YOUR OBJECTIVE | With nothing added and nothing dropped, write out all of the entries below.

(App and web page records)
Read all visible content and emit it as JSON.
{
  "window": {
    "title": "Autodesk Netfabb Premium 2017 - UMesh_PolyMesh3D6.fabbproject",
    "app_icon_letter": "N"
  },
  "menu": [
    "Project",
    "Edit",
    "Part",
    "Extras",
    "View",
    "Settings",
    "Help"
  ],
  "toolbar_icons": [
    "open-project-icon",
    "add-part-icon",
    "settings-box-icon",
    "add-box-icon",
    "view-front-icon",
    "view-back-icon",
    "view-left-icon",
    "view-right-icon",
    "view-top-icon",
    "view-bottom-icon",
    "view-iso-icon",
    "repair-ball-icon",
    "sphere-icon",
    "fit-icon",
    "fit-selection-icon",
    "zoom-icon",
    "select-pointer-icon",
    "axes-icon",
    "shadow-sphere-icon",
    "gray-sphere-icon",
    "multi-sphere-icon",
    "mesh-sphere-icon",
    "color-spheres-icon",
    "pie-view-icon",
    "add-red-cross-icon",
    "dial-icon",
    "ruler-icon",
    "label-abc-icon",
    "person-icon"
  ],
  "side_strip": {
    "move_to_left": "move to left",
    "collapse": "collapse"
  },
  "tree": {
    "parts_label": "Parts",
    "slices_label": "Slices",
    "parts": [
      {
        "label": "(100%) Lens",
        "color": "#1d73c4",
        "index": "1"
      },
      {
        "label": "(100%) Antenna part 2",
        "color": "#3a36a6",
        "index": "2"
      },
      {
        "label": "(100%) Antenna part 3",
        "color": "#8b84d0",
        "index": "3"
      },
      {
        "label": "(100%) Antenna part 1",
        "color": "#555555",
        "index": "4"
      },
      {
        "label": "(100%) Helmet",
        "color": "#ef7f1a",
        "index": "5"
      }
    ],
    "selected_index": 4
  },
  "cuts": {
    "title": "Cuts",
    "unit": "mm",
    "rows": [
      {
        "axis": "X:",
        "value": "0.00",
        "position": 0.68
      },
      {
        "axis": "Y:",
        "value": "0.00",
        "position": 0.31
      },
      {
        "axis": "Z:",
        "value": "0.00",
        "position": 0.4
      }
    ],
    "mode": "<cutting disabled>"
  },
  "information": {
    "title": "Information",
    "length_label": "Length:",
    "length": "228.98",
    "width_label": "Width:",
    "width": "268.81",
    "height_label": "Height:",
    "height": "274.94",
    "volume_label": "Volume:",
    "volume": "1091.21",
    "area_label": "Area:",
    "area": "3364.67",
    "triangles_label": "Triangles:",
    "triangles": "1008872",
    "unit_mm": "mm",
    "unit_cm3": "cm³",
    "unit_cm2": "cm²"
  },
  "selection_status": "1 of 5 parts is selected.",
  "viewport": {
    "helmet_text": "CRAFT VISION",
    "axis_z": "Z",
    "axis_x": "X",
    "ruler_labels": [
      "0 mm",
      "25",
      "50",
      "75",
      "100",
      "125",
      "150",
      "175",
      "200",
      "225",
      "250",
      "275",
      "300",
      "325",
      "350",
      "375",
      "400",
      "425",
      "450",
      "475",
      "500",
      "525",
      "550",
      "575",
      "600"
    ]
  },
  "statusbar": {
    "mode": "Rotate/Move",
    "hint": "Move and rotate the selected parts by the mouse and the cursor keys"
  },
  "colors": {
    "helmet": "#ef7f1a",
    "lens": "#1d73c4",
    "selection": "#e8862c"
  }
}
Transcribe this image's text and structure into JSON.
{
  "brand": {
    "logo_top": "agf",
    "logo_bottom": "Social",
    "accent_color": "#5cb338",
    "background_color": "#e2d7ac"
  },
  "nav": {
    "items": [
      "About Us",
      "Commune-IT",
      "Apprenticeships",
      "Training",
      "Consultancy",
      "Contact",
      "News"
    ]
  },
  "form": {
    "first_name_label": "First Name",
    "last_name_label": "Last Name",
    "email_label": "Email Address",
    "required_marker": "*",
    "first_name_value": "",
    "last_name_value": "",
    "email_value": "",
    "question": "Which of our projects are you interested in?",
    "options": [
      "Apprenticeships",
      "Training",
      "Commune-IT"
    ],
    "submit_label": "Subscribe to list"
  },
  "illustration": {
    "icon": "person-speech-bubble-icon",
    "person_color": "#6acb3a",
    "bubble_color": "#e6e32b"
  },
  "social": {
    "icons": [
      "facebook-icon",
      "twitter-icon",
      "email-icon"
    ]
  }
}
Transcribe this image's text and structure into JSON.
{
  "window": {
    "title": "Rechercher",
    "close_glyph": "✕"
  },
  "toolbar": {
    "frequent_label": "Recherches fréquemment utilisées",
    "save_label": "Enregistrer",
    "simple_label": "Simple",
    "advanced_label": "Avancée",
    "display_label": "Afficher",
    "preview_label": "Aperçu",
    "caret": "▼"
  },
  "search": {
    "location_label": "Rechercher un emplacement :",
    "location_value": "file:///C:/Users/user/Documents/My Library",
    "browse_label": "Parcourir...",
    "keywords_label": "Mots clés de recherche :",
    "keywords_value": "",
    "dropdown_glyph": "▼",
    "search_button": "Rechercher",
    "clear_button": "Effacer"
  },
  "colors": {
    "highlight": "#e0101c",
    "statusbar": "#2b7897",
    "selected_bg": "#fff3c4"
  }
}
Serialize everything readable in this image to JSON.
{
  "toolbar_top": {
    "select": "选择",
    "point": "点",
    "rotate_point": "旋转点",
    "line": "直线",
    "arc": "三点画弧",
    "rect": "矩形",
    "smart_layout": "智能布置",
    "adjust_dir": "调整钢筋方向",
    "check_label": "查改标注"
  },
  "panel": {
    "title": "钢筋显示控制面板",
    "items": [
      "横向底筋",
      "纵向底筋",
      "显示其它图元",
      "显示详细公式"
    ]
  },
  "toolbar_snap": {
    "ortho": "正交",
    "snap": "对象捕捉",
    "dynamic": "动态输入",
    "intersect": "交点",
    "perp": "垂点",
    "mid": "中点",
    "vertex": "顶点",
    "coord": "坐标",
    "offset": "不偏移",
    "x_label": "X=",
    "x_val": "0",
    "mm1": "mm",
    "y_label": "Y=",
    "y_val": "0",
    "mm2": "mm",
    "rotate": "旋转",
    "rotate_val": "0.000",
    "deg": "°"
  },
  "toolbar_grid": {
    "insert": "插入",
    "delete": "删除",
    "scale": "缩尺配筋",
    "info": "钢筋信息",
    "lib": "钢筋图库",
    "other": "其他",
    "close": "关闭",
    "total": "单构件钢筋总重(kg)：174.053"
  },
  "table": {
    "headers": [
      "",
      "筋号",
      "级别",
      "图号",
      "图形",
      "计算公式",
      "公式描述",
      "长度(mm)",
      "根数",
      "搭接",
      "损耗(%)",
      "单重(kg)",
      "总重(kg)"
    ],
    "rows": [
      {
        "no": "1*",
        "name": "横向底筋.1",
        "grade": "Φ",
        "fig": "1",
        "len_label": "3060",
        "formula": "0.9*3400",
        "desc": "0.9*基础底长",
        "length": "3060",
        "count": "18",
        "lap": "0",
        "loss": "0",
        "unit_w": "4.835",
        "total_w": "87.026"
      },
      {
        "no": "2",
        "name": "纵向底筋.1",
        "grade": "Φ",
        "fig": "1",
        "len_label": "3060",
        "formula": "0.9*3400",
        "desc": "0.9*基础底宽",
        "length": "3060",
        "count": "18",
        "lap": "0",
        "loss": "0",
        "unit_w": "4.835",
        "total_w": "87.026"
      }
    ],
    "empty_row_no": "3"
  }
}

RESPONSE TO THIS TASK |
Read all visible content and emit it as JSON.
{
  "window": {
    "title": "Autodesk Netfabb Premium 2017 - UMesh_PolyMesh3D6.fabbproject",
    "app_icon_letter": "N"
  },
  "menu": [
    "Project",
    "Edit",
    "Part",
    "Extras",
    "View",
    "Settings",
    "Help"
  ],
  "toolbar_icons": [
    "open-project-icon",
    "add-part-icon",
    "settings-box-icon",
    "add-box-icon",
    "view-front-icon",
    "view-back-icon",
    "view-left-icon",
    "view-right-icon",
    "view-top-icon",
    "view-bottom-icon",
    "view-iso-icon",
    "repair-ball-icon",
    "sphere-icon",
    "fit-icon",
    "fit-selection-icon",
    "zoom-icon",
    "select-pointer-icon",
    "axes-icon",
    "shadow-sphere-icon",
    "gray-sphere-icon",
    "multi-sphere-icon",
    "mesh-sphere-icon",
    "color-spheres-icon",
    "pie-view-icon",
    "add-red-cross-icon",
    "dial-icon",
    "ruler-icon",
    "label-abc-icon",
    "person-icon"
  ],
  "side_strip": {
    "move_to_left": "move to left",
    "collapse": "collapse"
  },
  "tree": {
    "parts_label": "Parts",
    "slices_label": "Slices",
    "parts": [
      {
        "label": "(100%) Lens",
        "color": "#1d73c4",
        "index": "1"
      },
      {
        "label": "(100%) Antenna part 2",
        "color": "#3a36a6",
        "index": "2"
      },
      {
        "label": "(100%) Antenna part 3",
        "color": "#8b84d0",
        "index": "3"
      },
      {
        "label": "(100%) Antenna part 1",
        "color": "#555555",
        "index": "4"
      },
      {
        "label": "(100%) Helmet",
        "color": "#ef7f1a",
        "index": "5"
      }
    ],
    "selected_index": 4
  },
  "cuts": {
    "title": "Cuts",
    "unit": "mm",
    "rows": [
      {
        "axis": "X:",
        "value": "0.00",
        "position": 0.68
      },
      {
        "axis": "Y:",
        "value": "0.00",
        "position": 0.31
      },
      {
        "axis": "Z:",
        "value": "0.00",
        "position": 0.4
      }
    ],
    "mode": "<cutting disabled>"
  },
  "information": {
    "title": "Information",
    "length_label": "Length:",
    "length": "228.98",
    "width_label": "Width:",
    "width": "268.81",
    "height_label": "Height:",
    "height": "274.94",
    "volume_label": "Volume:",
    "volume": "1091.21",
    "area_label": "Area:",
    "area": "3364.67",
    "triangles_label": "Triangles:",
    "triangles": "1008872",
    "unit_mm": "mm",
    "unit_cm3": "cm³",
    "unit_cm2": "cm²"
  },
  "selection_status": "1 of 5 parts is selected.",
  "viewport": {
    "helmet_text": "CRAFT VISION",
    "axis_z": "Z",
    "axis_x": "X",
    "ruler_labels": [
      "0 mm",
      "25",
      "50",
      "75",
      "100",
      "125",
      "150",
      "175",
      "200",
      "225",
      "250",
      "275",
      "300",
      "325",
      "350",
      "375",
      "400",
      "425",
      "450",
      "475",
      "500",
      "525",
      "550",
      "575",
      "600"
    ]
  },
  "statusbar": {
    "mode": "Rotate/Move",
    "hint": "Move and rotate the selected parts by the mouse and the cursor keys"
  },
  "colors": {
    "helmet": "#ef7f1a",
    "lens": "#1d73c4",
    "selection": "#e8862c"
  }
}
Transcribe this image's text and structure into JSON.
{
  "brand": {
    "logo_top": "agf",
    "logo_bottom": "Social",
    "accent_color": "#5cb338",
    "background_color": "#e2d7ac"
  },
  "nav": {
    "items": [
      "About Us",
      "Commune-IT",
      "Apprenticeships",
      "Training",
      "Consultancy",
      "Contact",
      "News"
    ]
  },
  "form": {
    "first_name_label": "First Name",
    "last_name_label": "Last Name",
    "email_label": "Email Address",
    "required_marker": "*",
    "first_name_value": "",
    "last_name_value": "",
    "email_value": "",
    "question": "Which of our projects are you interested in?",
    "options": [
      "Apprenticeships",
      "Training",
      "Commune-IT"
    ],
    "submit_label": "Subscribe to list"
  },
  "illustration": {
    "icon": "person-speech-bubble-icon",
    "person_color": "#6acb3a",
    "bubble_color": "#e6e32b"
  },
  "social": {
    "icons": [
      "facebook-icon",
      "twitter-icon",
      "email-icon"
    ]
  }
}
Transcribe this image's text and structure into JSON.
{
  "window": {
    "title": "Rechercher",
    "close_glyph": "✕"
  },
  "toolbar": {
    "frequent_label": "Recherches fréquemment utilisées",
    "save_label": "Enregistrer",
    "simple_label": "Simple",
    "advanced_label": "Avancée",
    "display_label": "Afficher",
    "preview_label": "Aperçu",
    "caret": "▼"
  },
  "search": {
    "location_label": "Rechercher un emplacement :",
    "location_value": "file:///C:/Users/user/Documents/My Library",
    "browse_label": "Parcourir...",
    "keywords_label": "Mots clés de recherche :",
    "keywords_value": "",
    "dropdown_glyph": "▼",
    "search_button": "Rechercher",
    "clear_button": "Effacer"
  },
  "colors": {
    "highlight": "#e0101c",
    "statusbar": "#2b7897",
    "selected_bg": "#fff3c4"
  }
}
Serialize everything readable in this image to JSON.
{
  "toolbar_top": {
    "select": "选择",
    "point": "点",
    "rotate_point": "旋转点",
    "line": "直线",
    "arc": "三点画弧",
    "rect": "矩形",
    "smart_layout": "智能布置",
    "adjust_dir": "调整钢筋方向",
    "check_label": "查改标注"
  },
  "panel": {
    "title": "钢筋显示控制面板",
    "items": [
      "横向底筋",
      "纵向底筋",
      "显示其它图元",
      "显示详细公式"
    ]
  },
  "toolbar_snap": {
    "ortho": "正交",
    "snap": "对象捕捉",
    "dynamic": "动态输入",
    "intersect": "交点",
    "perp": "垂点",
    "mid": "中点",
    "vertex": "顶点",
    "coord": "坐标",
    "offset": "不偏移",
    "x_label": "X=",
    "x_val": "0",
    "mm1": "mm",
    "y_label": "Y=",
    "y_val": "0",
    "mm2": "mm",
    "rotate": "旋转",
    "rotate_val": "0.000",
    "deg": "°"
  },
  "toolbar_grid": {
    "insert": "插入",
    "delete": "删除",
    "scale": "缩尺配筋",
    "info": "钢筋信息",
    "lib": "钢筋图库",
    "other": "其他",
    "close": "关闭",
    "total": "单构件钢筋总重(kg)：174.053"
  },
  "table": {
    "headers": [
      "",
      "筋号",
      "级别",
      "图号",
      "图形",
      "计算公式",
      "公式描述",
      "长度(mm)",
      "根数",
      "搭接",
      "损耗(%)",
      "单重(kg)",
      "总重(kg)"
    ],
    "rows": [
      {
        "no": "1*",
        "name": "横向底筋.1",
        "grade": "Φ",
        "fig": "1",
        "len_label": "3060",
        "formula": "0.9*3400",
        "desc": "0.9*基础底长",
        "length": "3060",
        "count": "18",
        "lap": "0",
        "loss": "0",
        "unit_w": "4.835",
        "total_w": "87.026"
      },
      {
        "no": "2",
        "name": "纵向底筋.1",
        "grade": "Φ",
        "fig": "1",
        "len_label": "3060",
        "formula": "0.9*3400",
        "desc": "0.9*基础底宽",
        "length": "3060",
        "count": "18",
        "lap": "0",
        "loss": "0",
        "unit_w": "4.835",
        "total_w": "87.026"
      }
    ],
    "empty_row_no": "3"
  }
}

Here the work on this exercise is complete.